→ Records for processing:
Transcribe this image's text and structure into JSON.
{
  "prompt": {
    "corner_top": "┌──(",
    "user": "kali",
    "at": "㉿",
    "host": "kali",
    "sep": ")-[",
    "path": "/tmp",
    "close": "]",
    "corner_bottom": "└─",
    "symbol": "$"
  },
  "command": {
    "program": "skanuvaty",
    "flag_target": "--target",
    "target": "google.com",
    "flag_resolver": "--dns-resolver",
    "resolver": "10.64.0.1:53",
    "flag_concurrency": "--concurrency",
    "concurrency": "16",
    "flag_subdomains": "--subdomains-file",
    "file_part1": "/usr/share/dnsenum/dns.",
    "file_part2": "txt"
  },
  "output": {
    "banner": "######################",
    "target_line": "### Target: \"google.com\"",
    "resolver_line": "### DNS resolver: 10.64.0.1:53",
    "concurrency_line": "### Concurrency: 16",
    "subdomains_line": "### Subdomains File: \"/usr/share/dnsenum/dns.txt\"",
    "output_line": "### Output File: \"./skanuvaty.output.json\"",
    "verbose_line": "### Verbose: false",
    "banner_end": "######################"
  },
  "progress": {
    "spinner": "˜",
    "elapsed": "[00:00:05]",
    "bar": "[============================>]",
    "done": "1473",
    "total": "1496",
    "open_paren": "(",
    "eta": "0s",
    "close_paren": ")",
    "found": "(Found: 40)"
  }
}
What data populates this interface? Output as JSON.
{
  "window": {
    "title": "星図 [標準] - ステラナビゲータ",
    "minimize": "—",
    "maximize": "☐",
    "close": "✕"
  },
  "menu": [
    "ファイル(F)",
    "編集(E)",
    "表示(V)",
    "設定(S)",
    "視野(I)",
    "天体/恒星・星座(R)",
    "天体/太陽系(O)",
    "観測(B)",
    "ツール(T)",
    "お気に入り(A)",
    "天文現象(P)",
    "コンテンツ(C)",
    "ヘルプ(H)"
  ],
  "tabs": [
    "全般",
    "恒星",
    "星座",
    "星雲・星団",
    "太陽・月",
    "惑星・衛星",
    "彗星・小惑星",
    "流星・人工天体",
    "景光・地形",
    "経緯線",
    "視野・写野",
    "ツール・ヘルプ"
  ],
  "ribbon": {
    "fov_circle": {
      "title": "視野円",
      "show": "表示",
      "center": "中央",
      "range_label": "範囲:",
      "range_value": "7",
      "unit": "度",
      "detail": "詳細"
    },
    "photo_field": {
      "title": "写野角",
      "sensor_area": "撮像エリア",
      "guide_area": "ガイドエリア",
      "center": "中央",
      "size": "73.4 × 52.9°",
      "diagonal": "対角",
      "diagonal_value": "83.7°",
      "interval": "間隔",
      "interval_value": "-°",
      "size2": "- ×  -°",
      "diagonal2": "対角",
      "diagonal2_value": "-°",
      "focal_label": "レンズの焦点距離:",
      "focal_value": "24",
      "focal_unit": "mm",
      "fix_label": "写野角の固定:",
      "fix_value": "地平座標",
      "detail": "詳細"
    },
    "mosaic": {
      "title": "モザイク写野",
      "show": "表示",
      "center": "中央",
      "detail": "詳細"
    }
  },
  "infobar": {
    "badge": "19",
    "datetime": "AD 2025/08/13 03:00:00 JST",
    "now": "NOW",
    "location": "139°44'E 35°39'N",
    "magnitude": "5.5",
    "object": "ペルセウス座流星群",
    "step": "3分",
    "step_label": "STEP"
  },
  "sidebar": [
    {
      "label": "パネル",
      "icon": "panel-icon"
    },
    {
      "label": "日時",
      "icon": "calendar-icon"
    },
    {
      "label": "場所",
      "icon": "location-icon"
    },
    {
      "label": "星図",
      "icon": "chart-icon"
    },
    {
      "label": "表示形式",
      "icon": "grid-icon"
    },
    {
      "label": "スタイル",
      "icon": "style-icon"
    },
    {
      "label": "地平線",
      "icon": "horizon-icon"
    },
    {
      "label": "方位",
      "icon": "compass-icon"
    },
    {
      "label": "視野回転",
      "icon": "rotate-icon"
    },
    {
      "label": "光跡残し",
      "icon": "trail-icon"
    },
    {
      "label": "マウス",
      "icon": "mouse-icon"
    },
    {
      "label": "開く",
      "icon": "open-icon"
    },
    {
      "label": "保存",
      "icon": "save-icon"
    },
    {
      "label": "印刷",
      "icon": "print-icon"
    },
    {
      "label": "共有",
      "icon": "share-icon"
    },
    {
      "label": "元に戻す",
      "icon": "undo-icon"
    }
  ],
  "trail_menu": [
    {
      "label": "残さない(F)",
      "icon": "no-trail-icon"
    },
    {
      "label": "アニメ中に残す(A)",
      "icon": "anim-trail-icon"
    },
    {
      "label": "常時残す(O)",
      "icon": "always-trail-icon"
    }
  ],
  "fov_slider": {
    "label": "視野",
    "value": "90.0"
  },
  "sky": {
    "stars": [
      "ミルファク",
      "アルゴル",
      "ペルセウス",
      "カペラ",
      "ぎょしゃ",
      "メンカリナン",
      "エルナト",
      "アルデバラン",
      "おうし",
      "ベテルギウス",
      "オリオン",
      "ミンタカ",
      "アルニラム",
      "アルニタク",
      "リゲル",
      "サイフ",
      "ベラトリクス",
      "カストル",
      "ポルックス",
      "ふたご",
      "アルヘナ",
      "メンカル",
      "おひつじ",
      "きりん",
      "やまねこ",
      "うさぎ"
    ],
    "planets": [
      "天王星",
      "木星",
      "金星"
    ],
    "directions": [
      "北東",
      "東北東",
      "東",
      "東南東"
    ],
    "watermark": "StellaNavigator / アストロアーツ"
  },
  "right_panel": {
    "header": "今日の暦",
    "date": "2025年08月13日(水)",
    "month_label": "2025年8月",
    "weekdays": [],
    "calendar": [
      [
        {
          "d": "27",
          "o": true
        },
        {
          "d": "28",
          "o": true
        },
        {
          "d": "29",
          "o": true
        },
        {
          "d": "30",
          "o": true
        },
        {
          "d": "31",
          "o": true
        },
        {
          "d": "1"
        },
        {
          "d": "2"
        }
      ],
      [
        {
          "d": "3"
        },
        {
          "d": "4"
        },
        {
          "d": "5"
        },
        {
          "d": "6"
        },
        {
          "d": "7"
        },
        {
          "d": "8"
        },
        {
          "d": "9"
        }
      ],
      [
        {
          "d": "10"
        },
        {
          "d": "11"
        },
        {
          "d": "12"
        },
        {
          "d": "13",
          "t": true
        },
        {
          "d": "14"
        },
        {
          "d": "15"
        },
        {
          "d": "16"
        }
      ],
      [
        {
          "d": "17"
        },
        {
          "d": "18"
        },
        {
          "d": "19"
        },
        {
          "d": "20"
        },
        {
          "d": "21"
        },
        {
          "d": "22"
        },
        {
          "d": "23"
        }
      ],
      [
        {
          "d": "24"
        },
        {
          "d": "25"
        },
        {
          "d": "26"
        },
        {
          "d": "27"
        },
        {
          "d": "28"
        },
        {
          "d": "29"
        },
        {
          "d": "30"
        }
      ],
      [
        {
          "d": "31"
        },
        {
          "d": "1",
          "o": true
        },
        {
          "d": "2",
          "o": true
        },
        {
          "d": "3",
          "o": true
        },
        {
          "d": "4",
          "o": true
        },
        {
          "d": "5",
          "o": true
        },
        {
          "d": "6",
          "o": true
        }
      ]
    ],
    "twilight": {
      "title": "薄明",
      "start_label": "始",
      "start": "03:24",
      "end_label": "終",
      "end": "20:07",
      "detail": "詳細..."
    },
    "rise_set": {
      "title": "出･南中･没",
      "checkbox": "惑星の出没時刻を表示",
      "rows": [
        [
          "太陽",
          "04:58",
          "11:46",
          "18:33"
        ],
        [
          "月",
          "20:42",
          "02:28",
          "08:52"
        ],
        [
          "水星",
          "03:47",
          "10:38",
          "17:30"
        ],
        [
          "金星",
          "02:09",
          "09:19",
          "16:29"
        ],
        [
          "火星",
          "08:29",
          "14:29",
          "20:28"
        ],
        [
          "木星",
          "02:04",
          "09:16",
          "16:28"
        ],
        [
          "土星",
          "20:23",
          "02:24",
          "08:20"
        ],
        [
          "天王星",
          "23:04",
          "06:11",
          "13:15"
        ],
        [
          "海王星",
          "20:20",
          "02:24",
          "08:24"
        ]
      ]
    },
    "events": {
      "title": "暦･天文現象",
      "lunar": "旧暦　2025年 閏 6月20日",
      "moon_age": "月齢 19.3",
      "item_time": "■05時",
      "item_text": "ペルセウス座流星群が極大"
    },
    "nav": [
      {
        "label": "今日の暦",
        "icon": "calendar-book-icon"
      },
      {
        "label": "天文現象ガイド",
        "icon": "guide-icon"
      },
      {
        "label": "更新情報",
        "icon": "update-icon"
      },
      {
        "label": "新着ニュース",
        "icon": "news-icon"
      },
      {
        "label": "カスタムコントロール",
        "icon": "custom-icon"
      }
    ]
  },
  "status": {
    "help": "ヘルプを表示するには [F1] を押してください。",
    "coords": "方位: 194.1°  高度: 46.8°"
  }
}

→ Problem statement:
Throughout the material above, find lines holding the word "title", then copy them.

→ Result for this task:
    "title": "星図 [標準] - ステラナビゲータ",
      "title": "視野円",
      "title": "写野角",
      "title": "モザイク写野",
      "title": "薄明",
      "title": "出･南中･没",
      "title": "暦･天文現象",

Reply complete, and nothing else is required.